Website and app data records:
%%
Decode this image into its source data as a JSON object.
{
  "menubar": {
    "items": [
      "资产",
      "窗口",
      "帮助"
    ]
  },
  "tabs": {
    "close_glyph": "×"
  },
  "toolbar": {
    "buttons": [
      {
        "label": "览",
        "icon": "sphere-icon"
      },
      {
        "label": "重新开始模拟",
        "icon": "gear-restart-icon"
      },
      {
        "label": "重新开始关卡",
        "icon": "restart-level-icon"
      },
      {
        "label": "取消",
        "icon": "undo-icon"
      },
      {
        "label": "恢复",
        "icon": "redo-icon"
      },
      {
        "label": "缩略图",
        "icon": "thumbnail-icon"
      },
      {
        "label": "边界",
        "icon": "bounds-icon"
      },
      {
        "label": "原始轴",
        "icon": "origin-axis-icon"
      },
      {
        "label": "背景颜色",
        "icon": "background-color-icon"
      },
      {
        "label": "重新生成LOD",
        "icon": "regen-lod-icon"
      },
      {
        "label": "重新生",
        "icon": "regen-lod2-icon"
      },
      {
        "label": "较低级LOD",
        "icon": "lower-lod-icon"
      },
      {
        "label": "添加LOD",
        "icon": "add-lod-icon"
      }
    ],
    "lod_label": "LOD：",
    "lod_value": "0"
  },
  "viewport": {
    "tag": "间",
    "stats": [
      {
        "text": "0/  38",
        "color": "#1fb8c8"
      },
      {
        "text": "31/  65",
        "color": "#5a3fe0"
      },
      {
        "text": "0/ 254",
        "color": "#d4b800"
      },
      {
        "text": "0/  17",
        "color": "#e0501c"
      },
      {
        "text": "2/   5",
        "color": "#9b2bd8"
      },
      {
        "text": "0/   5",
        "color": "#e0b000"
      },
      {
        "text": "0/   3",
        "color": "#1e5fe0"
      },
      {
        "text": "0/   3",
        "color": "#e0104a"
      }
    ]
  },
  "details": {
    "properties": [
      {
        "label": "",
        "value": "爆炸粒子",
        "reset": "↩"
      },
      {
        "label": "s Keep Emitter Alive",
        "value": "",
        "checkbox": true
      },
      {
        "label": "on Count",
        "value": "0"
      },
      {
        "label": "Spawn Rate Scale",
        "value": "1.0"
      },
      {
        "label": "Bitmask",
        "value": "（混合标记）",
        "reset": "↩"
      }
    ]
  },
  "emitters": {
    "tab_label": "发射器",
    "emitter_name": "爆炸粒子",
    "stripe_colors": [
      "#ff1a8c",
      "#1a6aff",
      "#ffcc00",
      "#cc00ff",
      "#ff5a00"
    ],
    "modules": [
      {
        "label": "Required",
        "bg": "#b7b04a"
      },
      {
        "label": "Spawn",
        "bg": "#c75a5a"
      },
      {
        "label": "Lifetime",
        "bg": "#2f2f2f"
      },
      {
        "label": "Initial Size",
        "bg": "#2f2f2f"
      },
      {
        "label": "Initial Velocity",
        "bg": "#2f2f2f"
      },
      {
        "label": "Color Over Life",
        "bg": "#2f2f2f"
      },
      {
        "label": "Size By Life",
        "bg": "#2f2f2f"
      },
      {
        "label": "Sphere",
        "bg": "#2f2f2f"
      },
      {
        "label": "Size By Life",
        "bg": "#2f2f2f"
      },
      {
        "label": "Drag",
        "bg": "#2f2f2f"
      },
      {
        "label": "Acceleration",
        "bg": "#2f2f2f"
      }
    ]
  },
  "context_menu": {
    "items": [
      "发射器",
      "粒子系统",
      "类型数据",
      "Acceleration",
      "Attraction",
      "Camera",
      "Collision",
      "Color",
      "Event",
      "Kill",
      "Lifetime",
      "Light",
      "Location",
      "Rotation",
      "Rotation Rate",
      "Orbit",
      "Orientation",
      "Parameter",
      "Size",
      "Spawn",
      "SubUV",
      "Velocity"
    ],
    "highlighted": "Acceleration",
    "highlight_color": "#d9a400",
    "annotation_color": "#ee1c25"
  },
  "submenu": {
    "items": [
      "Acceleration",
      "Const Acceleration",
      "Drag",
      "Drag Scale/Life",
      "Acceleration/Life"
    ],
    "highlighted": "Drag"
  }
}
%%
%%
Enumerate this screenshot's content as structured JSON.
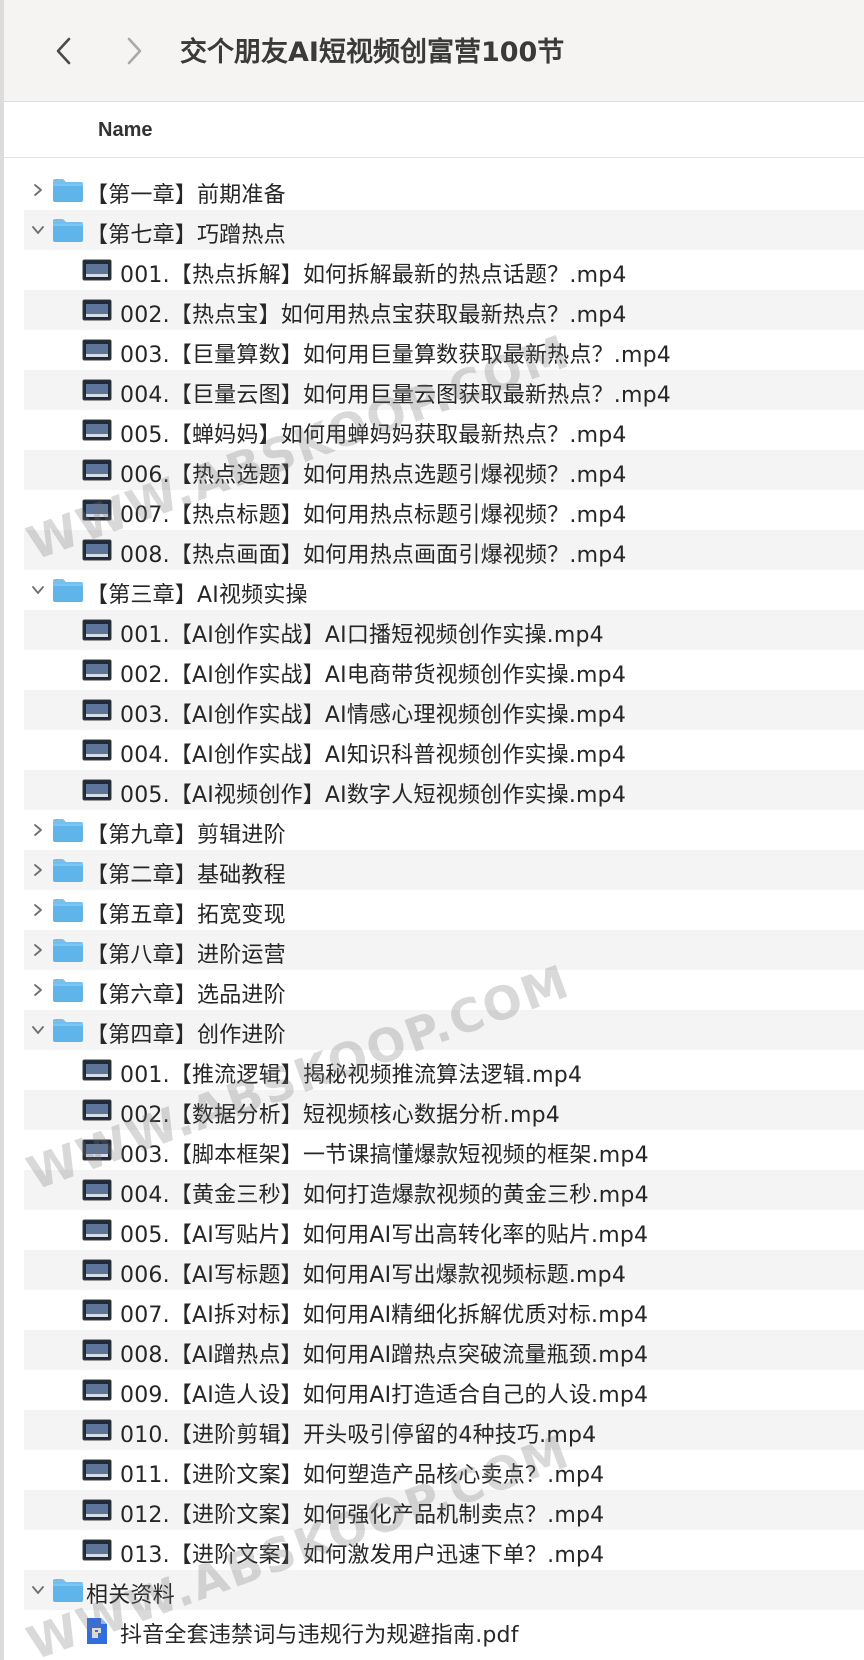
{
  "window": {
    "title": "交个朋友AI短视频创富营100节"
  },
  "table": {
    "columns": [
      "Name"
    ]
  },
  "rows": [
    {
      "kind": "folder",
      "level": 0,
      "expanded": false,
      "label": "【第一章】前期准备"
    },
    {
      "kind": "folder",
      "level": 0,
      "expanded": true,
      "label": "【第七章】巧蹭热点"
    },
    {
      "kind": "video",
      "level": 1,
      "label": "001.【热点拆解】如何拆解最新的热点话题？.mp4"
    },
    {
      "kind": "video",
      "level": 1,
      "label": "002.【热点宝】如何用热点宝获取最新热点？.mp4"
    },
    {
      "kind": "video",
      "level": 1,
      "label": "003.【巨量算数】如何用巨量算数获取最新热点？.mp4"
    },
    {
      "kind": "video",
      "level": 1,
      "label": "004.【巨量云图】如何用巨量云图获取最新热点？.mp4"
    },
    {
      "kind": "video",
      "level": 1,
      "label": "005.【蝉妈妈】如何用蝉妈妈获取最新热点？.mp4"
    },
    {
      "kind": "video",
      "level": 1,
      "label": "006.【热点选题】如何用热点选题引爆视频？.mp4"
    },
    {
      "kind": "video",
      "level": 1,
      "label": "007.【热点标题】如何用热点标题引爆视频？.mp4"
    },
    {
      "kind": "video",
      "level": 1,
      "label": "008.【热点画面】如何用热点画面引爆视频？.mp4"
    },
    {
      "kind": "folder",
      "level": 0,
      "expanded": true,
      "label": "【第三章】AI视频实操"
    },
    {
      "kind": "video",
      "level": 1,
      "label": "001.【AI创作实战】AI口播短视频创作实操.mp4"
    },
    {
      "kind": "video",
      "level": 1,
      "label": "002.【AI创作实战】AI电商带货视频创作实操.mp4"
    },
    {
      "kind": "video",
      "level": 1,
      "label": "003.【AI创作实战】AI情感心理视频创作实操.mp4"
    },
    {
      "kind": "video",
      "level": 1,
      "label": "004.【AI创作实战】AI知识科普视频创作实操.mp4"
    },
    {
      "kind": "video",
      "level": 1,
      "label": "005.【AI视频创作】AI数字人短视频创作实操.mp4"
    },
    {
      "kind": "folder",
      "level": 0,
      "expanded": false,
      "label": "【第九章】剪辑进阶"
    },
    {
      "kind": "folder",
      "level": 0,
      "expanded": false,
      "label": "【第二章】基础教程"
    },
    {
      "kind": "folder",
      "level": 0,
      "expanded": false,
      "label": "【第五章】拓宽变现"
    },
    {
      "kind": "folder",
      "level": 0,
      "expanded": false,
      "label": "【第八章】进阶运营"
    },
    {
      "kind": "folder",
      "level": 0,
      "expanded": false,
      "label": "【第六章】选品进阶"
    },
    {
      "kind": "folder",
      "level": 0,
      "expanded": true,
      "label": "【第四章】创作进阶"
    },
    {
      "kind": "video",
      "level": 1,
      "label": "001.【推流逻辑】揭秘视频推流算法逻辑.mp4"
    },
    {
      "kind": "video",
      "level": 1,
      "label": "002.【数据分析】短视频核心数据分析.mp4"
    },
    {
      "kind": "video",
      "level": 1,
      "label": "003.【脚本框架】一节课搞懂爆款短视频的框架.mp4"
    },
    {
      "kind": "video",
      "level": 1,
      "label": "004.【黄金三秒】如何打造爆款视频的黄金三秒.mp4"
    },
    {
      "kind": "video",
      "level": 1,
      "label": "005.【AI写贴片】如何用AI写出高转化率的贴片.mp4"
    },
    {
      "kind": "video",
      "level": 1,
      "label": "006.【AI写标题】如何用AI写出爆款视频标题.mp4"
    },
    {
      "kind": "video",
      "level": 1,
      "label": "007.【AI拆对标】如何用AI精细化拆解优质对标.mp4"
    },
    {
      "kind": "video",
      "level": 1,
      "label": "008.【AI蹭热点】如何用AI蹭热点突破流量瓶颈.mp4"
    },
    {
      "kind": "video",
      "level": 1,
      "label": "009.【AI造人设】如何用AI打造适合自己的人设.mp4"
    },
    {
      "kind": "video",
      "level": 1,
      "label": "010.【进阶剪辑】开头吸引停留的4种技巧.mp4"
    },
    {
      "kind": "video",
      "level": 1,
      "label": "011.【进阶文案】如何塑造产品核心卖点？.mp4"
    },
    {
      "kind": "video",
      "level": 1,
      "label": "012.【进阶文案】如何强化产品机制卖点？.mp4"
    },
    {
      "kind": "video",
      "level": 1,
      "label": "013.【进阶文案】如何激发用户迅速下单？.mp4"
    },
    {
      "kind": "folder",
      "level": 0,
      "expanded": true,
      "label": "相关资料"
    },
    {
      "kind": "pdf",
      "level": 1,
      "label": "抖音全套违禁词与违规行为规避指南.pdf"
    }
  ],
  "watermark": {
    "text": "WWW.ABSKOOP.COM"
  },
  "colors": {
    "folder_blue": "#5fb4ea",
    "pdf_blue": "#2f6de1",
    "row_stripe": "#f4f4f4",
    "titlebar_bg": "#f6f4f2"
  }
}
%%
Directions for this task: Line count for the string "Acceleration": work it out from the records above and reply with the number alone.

Problem solution: 6